The cerebellar atlases are a collection of anatomical and functional atlases of the human cerebellum, both of parcellations and continuous maps.

For every maps, we provide some the following files:

The atlases are organized by the first author / year of the main paper. The collection is maintained as a Github repository.

The maps can also be viewed online using our cerebellar atlas viewer.

Probabilistic atlas for cerebellar lobules and nuclei: Diedrichsen (2009)

The anatomical definitions are based on the fMRI atlas of an individual cerebellum by Schmahmann et al. (2000). We manually identified the main lobules on MRI scans of 20 healthy young participants (ROIs 1-28). Using a different set of 23 participants, we also identified the deep cerebellar nuclei (ROIs 29-34).

References and Links:

Resting state network partcellation: Buckner et al. (2011)

Buckner et al. (2011) presented the first comprehensive functional atlas of the human cerebellum, based on the correlation of each cerebellar voxel and with the 7 or 17 cortical resting state networks, described in Yeo et al. Parcellation is based on the data from 1000 subjects.

References and Links:

Individual resting state parcellation: Xue et al. (2020)

Xue et al. (2020) provided two individual parcellations based on resting state data from 31 sessions for each. 10 Cortical networks were estimated using a hierarchical Bayesian model (Kong et al. 2019) and the cerebellum labeled based on the highest correlation with these networks.

References and Links:

Subcortical restingstate parcellation: Ji et al. (2019)

Ji et al. (2019) presented a parcellation of subcortical structures based on correlation with 10 cortical networks, based on the HCP resting state data.

References and Links:

Multi-domain task battery (MDTB) parcellation and contrasts: King et al. (2019)

King et al. (2019) provided an extensive characterization of the functional organization of the cerebellum of 24 healthy, young participants.
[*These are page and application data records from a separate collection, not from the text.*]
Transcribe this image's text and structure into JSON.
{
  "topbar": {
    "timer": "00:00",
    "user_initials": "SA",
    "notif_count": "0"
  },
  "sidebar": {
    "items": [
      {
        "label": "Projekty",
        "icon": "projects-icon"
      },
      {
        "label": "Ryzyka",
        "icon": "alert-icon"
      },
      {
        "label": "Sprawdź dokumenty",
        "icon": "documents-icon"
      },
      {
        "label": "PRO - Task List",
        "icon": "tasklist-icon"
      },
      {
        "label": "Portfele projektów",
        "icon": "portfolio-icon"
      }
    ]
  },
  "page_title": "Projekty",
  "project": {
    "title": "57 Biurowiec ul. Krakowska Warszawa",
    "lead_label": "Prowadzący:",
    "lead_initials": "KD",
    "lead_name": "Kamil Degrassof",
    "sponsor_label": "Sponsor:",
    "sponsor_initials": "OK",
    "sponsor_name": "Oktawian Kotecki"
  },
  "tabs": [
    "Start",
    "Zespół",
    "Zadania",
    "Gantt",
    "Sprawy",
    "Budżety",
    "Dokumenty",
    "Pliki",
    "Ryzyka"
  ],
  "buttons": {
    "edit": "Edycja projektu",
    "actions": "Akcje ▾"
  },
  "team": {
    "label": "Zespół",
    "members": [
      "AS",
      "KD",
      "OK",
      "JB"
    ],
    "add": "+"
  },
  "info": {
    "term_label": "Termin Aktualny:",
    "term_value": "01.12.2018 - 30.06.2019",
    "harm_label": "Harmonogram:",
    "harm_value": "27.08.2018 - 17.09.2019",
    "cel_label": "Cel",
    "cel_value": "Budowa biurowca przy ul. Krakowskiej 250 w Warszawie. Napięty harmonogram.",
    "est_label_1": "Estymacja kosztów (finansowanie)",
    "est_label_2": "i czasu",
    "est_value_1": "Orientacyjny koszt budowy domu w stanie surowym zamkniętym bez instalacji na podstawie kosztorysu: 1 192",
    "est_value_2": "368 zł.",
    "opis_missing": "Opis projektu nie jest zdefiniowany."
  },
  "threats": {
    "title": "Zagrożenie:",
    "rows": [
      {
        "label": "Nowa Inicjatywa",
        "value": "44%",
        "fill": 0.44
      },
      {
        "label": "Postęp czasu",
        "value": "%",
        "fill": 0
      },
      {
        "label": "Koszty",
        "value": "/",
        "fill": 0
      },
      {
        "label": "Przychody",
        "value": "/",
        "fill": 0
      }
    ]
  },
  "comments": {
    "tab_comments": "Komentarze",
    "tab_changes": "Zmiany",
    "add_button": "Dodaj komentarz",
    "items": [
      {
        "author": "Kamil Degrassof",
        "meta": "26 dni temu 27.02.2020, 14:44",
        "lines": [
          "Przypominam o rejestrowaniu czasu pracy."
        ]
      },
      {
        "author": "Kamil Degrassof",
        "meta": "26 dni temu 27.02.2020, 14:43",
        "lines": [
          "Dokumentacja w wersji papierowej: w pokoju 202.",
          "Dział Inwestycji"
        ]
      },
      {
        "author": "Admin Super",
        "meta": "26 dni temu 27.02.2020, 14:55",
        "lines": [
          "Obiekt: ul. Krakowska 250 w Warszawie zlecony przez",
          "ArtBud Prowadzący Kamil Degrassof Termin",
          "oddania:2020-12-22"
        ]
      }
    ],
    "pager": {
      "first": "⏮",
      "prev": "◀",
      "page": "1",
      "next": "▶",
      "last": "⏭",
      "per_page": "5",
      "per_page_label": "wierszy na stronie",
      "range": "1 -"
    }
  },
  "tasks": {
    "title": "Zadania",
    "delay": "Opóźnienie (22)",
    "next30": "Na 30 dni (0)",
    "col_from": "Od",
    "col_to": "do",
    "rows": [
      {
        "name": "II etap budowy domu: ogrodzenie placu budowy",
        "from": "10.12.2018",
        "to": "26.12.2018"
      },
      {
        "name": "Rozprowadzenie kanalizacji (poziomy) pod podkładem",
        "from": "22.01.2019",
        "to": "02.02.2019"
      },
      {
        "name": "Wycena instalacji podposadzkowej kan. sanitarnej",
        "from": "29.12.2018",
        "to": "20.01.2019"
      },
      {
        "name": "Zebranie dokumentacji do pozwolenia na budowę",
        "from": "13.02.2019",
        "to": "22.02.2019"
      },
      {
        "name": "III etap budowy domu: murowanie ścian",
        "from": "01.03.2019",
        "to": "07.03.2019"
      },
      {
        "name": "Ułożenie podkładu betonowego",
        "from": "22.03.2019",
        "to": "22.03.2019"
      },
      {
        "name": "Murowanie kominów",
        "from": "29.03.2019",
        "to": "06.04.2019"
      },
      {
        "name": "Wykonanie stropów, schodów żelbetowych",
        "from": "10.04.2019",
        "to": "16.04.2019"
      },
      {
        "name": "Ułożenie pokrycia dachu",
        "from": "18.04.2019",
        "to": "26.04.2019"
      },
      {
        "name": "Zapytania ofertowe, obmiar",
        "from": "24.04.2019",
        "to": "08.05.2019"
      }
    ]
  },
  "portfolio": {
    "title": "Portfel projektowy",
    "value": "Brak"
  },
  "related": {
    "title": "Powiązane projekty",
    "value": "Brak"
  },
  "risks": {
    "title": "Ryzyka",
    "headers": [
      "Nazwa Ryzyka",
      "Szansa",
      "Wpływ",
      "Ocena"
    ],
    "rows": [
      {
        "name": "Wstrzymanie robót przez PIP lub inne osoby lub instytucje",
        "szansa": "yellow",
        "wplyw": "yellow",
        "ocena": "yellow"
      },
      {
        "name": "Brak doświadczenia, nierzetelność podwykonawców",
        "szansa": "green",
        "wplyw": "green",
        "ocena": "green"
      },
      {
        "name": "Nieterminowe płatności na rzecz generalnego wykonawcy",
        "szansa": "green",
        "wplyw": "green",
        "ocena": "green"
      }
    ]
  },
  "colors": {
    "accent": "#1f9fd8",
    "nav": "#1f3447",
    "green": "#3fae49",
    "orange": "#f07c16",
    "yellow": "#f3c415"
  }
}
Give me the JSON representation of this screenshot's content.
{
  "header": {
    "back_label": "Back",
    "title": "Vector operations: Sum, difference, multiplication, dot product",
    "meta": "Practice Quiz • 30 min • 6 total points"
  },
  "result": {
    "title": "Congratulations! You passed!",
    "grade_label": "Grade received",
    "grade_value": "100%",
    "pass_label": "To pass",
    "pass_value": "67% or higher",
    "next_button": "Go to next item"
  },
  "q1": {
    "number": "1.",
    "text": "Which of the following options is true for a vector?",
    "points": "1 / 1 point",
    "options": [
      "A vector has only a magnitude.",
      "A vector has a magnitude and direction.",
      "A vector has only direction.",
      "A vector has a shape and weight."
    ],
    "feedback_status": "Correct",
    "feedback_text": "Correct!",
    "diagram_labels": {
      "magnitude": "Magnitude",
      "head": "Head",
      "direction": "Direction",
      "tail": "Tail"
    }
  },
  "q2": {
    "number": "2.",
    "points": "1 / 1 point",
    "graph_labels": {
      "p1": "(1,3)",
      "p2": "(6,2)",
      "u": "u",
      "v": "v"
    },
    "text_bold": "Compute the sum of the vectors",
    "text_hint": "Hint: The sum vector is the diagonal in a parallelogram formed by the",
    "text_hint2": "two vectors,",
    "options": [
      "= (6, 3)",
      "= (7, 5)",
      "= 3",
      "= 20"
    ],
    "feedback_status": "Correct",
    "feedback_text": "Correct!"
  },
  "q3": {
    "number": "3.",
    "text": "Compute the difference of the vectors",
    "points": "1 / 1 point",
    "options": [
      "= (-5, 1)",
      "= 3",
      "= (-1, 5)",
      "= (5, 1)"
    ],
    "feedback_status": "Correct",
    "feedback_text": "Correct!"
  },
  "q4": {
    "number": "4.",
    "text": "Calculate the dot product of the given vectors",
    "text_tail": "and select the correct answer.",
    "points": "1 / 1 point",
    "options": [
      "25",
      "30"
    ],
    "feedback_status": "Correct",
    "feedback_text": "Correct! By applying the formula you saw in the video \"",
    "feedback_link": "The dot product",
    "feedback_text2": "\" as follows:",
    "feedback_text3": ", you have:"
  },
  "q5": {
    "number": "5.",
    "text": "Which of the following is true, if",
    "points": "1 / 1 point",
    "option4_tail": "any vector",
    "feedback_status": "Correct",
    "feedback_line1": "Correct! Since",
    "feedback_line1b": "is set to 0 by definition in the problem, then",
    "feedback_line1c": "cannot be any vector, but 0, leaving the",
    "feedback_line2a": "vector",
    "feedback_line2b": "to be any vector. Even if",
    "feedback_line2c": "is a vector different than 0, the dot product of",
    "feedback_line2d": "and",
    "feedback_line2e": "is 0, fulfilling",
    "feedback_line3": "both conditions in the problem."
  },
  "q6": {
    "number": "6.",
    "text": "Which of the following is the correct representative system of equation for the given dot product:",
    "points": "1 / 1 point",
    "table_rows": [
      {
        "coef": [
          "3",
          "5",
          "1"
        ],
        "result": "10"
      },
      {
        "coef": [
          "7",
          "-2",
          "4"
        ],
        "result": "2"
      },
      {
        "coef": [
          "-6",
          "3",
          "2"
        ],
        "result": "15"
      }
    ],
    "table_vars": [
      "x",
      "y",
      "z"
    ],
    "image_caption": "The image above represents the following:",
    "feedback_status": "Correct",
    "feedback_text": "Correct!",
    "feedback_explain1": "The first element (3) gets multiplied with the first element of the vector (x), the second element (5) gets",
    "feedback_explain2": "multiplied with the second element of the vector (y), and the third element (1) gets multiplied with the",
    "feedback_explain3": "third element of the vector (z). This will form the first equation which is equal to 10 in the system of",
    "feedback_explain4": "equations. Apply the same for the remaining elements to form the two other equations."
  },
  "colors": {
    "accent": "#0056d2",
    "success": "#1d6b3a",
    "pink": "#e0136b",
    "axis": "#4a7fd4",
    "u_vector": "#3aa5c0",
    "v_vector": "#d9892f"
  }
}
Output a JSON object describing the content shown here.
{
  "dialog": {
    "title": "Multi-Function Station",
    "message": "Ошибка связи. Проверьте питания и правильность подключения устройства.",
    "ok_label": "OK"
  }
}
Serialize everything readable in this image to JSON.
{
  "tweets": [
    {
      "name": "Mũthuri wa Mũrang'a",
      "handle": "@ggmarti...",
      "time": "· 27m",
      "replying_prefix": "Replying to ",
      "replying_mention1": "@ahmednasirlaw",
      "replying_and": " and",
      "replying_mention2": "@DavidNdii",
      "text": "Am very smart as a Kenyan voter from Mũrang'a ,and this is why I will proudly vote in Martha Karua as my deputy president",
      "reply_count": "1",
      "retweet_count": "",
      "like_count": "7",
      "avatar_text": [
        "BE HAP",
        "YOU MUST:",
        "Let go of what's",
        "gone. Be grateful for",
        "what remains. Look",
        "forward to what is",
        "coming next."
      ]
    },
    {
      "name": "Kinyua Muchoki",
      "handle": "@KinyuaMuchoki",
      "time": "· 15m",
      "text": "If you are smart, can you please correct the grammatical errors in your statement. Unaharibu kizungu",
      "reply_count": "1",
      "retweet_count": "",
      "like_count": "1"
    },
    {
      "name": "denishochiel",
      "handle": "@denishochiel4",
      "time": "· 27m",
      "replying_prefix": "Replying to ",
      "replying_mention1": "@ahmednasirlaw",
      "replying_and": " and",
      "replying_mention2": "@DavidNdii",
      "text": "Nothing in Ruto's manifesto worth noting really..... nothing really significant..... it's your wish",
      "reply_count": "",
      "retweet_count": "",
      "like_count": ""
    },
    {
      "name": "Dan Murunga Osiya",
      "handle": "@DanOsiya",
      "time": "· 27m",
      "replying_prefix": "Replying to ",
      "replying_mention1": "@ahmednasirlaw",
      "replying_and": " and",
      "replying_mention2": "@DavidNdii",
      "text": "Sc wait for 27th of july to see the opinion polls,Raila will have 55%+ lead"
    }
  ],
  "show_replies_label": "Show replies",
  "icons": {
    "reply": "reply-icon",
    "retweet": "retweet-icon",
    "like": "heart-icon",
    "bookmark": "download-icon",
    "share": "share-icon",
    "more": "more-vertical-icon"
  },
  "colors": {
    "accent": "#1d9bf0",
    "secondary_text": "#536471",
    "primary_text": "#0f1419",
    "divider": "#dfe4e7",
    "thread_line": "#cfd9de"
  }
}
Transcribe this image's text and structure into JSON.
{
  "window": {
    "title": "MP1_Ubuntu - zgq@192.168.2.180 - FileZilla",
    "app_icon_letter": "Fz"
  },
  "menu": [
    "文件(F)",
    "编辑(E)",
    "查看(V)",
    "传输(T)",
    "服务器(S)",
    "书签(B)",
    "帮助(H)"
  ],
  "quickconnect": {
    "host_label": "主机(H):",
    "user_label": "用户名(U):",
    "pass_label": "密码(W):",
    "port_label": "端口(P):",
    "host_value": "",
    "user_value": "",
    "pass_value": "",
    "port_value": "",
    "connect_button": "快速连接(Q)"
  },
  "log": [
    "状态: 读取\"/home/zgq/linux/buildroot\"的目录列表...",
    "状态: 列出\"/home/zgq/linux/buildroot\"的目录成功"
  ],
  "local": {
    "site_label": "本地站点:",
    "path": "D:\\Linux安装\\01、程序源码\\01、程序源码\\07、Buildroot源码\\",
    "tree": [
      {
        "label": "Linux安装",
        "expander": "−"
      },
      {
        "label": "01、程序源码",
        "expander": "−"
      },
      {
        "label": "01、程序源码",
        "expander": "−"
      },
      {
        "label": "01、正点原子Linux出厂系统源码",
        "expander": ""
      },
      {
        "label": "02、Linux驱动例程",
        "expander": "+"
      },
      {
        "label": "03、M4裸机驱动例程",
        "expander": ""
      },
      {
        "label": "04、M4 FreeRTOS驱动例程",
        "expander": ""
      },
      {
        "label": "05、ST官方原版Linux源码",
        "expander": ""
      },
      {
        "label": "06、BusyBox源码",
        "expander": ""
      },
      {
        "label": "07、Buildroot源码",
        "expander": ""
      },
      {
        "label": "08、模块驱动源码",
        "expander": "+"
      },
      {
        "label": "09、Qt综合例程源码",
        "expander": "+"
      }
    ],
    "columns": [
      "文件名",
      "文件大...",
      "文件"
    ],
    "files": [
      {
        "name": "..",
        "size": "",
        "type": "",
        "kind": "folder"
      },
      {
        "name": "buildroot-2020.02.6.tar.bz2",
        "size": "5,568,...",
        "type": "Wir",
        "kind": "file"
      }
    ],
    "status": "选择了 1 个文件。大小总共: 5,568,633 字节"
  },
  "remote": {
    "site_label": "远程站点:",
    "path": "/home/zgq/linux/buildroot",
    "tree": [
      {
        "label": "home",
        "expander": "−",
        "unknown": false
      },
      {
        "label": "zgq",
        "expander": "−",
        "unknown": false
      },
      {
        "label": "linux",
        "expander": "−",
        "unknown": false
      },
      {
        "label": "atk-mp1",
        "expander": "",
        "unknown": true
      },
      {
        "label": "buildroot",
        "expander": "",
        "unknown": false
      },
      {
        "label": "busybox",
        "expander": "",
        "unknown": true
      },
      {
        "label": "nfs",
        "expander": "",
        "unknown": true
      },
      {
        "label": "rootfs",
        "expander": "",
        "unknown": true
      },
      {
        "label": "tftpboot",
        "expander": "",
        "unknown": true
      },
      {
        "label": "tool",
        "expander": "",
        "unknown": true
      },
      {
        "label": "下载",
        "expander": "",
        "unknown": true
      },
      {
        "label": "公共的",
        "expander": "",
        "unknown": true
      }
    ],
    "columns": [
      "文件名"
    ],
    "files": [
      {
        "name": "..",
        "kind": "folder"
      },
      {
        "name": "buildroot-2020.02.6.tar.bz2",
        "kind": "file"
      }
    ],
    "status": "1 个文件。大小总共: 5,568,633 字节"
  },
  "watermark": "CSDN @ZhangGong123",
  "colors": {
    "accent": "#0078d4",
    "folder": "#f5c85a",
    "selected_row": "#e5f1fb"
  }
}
The contast are for for 47 task conditions, accounted for the activity caused by left hand, right hand, and eye movements. All contrast maps are relative to the mean activitiy across all tasks. The parcellation into 10 regions is defined from the task-evoked activity across all tasks.

References and Links:

Reference and Licence

The atlas collection was curated by the Diedrichsenlab. If not otherwise noted in the contributing paper, the atlases are distributed under a Creative Commons license CC BY-ND (Attribution - No derivatives).